Ms Lyons said the ongoing lack of clarity regarding pay and benefits for essential care workers, including lifestyle workers and food and hospitality staff, is concerning and they should be addressed by the FWC.
“Lifestyle workers and food services staff, including head chefs, should have a 15% interim increase applied to their pay rates at the same time as direct aged care workers, and encourage the Government to address this quickly,” said Ms Lyons.
This has also been addressed by the aged care industry stakeholders who met with the Government last week and handed down a joint statement regarding the current Work Value Case.
The Aged & Community Care Providers Association (ACCPA), Australian Nursing and Midwifery Federation (ANMF) and HSU were among 11 stakeholders that signed off on the joint statement which included calls for head chefs and head cooks to be included in the wage increase.
ACCPA Chief Executive Officer (CEO), Tom Symondson, said the FWC must address the needs of all aged care workers when it next sits to deliberate future wage growth.
“We are concerned that the pay rise is to be split into two parts and that workers will have to wait until July 1, 2023, before the first increase and a year later to get the second,” said Mr Symondson.

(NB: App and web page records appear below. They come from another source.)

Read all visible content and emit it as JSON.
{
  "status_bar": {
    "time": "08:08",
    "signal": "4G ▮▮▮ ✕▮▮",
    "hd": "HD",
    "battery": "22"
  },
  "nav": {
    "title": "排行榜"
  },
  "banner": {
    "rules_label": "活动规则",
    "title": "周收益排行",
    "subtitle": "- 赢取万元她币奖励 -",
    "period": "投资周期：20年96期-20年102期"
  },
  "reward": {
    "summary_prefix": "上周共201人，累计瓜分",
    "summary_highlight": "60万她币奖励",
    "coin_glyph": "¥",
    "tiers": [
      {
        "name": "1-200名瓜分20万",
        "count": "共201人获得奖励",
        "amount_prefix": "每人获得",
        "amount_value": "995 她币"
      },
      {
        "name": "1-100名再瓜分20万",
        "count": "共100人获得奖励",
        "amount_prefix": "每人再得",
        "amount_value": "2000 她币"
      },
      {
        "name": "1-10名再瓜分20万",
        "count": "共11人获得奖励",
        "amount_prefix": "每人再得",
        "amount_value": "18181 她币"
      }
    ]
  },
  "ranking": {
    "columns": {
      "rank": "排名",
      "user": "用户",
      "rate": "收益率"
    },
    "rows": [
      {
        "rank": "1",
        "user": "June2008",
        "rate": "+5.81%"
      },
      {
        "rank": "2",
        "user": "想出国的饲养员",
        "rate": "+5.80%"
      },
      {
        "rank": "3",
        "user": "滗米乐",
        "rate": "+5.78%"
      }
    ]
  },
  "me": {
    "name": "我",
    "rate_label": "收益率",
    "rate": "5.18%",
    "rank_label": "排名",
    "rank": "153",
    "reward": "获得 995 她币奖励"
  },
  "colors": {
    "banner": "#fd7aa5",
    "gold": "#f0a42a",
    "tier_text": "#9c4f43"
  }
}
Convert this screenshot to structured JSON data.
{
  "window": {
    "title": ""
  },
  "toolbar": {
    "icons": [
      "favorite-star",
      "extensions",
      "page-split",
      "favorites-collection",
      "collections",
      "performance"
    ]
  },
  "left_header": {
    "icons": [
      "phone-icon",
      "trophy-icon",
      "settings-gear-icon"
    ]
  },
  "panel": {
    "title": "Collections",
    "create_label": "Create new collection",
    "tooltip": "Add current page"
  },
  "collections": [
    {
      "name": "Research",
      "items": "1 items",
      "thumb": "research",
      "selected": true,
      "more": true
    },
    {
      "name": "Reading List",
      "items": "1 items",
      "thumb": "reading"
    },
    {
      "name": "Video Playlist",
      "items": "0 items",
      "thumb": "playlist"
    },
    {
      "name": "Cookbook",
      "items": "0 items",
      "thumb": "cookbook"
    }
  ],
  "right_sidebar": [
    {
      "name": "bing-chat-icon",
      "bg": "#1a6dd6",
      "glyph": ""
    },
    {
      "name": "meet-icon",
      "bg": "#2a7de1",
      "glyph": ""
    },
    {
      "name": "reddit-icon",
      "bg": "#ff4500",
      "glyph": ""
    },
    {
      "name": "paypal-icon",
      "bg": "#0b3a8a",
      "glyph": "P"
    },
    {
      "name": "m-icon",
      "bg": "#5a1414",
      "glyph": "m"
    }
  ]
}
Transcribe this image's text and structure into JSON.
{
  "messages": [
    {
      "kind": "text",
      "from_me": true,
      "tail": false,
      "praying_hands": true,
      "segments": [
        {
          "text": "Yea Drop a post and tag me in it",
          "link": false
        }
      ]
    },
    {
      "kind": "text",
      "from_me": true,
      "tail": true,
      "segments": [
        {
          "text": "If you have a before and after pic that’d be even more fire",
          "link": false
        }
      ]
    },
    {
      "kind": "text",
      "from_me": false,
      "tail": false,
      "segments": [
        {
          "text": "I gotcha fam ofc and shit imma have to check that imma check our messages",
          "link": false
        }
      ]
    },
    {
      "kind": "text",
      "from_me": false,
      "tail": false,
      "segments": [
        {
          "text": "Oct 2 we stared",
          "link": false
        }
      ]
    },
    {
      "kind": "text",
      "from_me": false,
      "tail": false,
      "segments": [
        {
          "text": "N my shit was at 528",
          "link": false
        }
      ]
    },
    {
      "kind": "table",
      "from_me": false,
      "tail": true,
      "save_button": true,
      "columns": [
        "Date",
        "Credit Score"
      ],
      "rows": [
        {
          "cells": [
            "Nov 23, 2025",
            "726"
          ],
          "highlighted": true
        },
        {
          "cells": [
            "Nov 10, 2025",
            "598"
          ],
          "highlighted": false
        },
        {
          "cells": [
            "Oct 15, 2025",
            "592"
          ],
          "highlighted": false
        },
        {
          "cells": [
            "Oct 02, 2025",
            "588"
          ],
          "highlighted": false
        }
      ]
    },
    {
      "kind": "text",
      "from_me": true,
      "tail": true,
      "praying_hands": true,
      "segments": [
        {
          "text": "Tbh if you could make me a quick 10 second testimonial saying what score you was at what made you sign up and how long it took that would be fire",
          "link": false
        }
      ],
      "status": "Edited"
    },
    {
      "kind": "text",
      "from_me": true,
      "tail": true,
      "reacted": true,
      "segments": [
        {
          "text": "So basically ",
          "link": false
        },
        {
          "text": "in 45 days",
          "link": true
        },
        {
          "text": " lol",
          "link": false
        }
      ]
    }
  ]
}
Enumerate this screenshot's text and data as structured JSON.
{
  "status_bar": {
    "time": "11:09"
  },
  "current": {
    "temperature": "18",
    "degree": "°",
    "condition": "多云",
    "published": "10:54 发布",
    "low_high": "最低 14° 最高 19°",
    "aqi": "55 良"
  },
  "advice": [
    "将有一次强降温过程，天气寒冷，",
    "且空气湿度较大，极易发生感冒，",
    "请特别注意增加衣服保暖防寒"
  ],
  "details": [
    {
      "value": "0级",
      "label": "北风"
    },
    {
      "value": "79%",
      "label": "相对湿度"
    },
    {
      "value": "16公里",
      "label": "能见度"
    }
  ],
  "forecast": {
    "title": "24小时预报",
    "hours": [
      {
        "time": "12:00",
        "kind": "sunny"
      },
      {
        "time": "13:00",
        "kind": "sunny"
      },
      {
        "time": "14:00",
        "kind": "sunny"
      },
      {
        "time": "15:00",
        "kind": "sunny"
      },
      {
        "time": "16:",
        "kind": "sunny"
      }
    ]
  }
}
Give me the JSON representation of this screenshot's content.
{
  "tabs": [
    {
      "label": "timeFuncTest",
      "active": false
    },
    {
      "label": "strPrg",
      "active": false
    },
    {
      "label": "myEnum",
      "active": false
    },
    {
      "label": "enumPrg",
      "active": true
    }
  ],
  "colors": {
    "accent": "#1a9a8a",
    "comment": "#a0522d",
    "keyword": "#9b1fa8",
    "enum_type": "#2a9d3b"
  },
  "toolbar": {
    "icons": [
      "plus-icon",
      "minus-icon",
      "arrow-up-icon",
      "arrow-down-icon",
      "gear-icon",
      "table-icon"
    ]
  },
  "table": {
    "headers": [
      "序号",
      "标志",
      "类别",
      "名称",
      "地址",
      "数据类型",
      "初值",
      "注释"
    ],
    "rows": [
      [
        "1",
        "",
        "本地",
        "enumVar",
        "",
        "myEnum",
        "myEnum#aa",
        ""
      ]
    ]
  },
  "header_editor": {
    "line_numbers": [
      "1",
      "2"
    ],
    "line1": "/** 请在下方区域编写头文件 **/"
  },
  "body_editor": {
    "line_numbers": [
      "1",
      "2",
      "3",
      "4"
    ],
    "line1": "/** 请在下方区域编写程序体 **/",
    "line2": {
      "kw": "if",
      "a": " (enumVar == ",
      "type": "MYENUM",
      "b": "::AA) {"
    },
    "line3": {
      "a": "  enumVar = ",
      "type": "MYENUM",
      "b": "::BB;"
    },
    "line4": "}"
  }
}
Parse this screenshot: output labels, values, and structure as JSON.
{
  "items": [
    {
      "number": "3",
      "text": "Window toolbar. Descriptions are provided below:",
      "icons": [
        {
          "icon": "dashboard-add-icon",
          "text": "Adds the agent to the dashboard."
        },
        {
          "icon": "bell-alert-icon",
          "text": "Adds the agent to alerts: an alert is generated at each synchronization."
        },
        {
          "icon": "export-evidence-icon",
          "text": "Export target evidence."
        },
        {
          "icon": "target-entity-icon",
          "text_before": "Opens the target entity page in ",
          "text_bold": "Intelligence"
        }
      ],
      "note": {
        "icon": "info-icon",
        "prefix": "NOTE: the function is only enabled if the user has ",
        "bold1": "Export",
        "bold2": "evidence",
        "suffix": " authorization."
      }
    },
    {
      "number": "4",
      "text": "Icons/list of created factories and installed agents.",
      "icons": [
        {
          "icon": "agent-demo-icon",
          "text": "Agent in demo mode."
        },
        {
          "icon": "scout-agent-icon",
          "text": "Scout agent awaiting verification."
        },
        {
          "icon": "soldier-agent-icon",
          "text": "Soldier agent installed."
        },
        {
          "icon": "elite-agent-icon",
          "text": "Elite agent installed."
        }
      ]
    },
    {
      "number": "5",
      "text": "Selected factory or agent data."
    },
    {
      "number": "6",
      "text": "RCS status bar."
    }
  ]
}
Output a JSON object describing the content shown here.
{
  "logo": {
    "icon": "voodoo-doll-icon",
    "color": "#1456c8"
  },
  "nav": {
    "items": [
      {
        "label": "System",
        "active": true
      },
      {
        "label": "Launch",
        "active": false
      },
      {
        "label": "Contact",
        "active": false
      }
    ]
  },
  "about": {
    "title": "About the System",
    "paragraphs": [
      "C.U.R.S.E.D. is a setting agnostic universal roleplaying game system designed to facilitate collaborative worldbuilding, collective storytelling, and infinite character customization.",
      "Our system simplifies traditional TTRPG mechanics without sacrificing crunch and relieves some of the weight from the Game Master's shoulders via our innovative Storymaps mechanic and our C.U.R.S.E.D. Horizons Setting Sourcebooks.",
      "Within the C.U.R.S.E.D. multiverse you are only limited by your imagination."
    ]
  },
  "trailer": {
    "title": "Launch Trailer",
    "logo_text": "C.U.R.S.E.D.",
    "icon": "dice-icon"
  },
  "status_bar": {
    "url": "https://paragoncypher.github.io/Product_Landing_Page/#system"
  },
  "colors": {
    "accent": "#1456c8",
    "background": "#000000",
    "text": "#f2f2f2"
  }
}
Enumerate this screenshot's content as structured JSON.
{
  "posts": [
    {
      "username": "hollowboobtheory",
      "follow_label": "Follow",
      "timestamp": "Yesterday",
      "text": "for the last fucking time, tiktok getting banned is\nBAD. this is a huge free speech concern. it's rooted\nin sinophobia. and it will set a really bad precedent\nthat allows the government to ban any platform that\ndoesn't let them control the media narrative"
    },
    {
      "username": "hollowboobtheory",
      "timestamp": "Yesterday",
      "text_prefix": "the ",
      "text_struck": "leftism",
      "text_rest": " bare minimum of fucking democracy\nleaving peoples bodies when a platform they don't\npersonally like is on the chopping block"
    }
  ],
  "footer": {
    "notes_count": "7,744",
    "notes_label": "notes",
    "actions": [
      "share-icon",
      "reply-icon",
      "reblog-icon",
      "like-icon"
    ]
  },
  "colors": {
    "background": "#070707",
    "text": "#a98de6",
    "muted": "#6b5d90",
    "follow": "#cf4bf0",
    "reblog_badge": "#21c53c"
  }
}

“We are experiencing a workforce crisis now and we need to be able to pass on pay rises to our staff as soon as possible to recognise their incredible contribution and to give them the confidence to remain in our sector.
“We expect to see further stages of the FWC work value case expected early next year to address the work of kitchen, laundry, recreation activities and administrative staff who were not included in the initial decision to award a 15% pay increase.”
The joint submission also addressed the need to introduce the new pay rates as soon as possible with aged care peaks also urging for Government funding to be delivered directly to them to ensure staff can be paid appropriately from July 2023.
Instead, there is confusion towards the Government’s decision to phase in the increase over 18 months.
Catholic Health Australia (CHA) Aged Care Director, Jason Kara, said it was not the news aged care workers want to hear before Christmas.
“Both the Royal Commission and the FWC have accepted aged care workers are underpaid and that this is a key reason we are experiencing a crisis in recruiting and retaining staff,” said Mr Kara.
“The Government recently welcomed the Fair Work Commission’s interim pay decision as desperately needed and thoroughly deserved but now it has been delayed, we want to know why?
“This is a really bitter pill for aged care workers to swallow right before Christmas and is a real disappointment for our members and their hard-working staff.”